▶ **Data extract**
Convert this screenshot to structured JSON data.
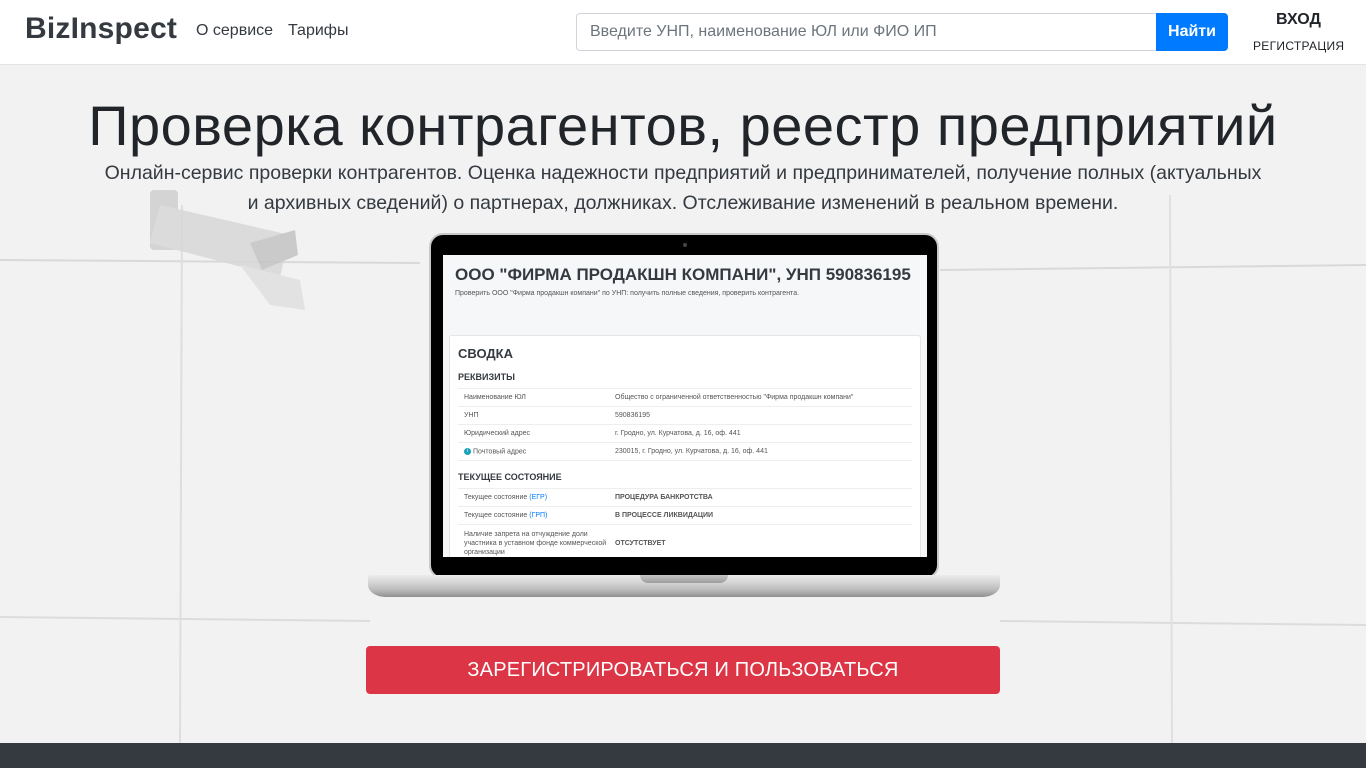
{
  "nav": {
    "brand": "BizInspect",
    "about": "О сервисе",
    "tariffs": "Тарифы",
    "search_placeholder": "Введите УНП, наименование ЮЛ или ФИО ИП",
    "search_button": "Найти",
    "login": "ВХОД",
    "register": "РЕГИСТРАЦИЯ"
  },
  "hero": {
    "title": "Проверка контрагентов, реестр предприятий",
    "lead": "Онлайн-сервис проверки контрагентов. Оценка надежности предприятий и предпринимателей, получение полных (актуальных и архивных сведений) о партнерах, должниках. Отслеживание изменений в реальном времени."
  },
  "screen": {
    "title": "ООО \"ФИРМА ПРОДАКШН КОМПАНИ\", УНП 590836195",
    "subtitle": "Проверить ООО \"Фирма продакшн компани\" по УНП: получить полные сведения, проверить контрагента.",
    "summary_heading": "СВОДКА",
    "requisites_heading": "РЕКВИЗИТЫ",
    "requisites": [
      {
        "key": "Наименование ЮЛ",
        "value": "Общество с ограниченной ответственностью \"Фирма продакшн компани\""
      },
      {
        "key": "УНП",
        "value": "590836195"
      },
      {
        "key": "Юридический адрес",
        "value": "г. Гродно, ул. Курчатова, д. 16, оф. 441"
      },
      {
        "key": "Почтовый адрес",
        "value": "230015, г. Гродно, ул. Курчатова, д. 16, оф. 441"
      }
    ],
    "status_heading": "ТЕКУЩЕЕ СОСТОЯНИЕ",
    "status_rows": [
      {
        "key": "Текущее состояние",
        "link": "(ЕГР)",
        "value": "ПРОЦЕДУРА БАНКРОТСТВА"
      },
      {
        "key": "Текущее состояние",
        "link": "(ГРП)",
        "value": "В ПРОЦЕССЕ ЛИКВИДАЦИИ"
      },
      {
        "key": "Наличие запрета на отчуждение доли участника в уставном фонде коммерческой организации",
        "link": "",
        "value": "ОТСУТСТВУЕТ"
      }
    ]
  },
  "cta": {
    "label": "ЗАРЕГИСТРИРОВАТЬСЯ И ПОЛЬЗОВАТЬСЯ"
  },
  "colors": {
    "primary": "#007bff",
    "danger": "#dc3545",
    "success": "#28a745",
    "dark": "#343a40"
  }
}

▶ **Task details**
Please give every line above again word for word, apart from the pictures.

▶ **Output for this exercise**
Convert this screenshot to structured JSON data.
{
  "nav": {
    "brand": "BizInspect",
    "about": "О сервисе",
    "tariffs": "Тарифы",
    "search_placeholder": "Введите УНП, наименование ЮЛ или ФИО ИП",
    "search_button": "Найти",
    "login": "ВХОД",
    "register": "РЕГИСТРАЦИЯ"
  },
  "hero": {
    "title": "Проверка контрагентов, реестр предприятий",
    "lead": "Онлайн-сервис проверки контрагентов. Оценка надежности предприятий и предпринимателей, получение полных (актуальных и архивных сведений) о партнерах, должниках. Отслеживание изменений в реальном времени."
  },
  "screen": {
    "title": "ООО \"ФИРМА ПРОДАКШН КОМПАНИ\", УНП 590836195",
    "subtitle": "Проверить ООО \"Фирма продакшн компани\" по УНП: получить полные сведения, проверить контрагента.",
    "summary_heading": "СВОДКА",
    "requisites_heading": "РЕКВИЗИТЫ",
    "requisites": [
      {
        "key": "Наименование ЮЛ",
        "value": "Общество с ограниченной ответственностью \"Фирма продакшн компани\""
      },
      {
        "key": "УНП",
        "value": "590836195"
      },
      {
        "key": "Юридический адрес",
        "value": "г. Гродно, ул. Курчатова, д. 16, оф. 441"
      },
      {
        "key": "Почтовый адрес",
        "value": "230015, г. Гродно, ул. Курчатова, д. 16, оф. 441"
      }
    ],
    "status_heading": "ТЕКУЩЕЕ СОСТОЯНИЕ",
    "status_rows": [
      {
        "key": "Текущее состояние",
        "link": "(ЕГР)",
        "value": "ПРОЦЕДУРА БАНКРОТСТВА"
      },
      {
        "key": "Текущее состояние",
        "link": "(ГРП)",
        "value": "В ПРОЦЕССЕ ЛИКВИДАЦИИ"
      },
      {
        "key": "Наличие запрета на отчуждение доли участника в уставном фонде коммерческой организации",
        "link": "",
        "value": "ОТСУТСТВУЕТ"
      }
    ]
  },
  "cta": {
    "label": "ЗАРЕГИСТРИРОВАТЬСЯ И ПОЛЬЗОВАТЬСЯ"
  },
  "colors": {
    "primary": "#007bff",
    "danger": "#dc3545",
    "success": "#28a745",
    "dark": "#343a40"
  }
}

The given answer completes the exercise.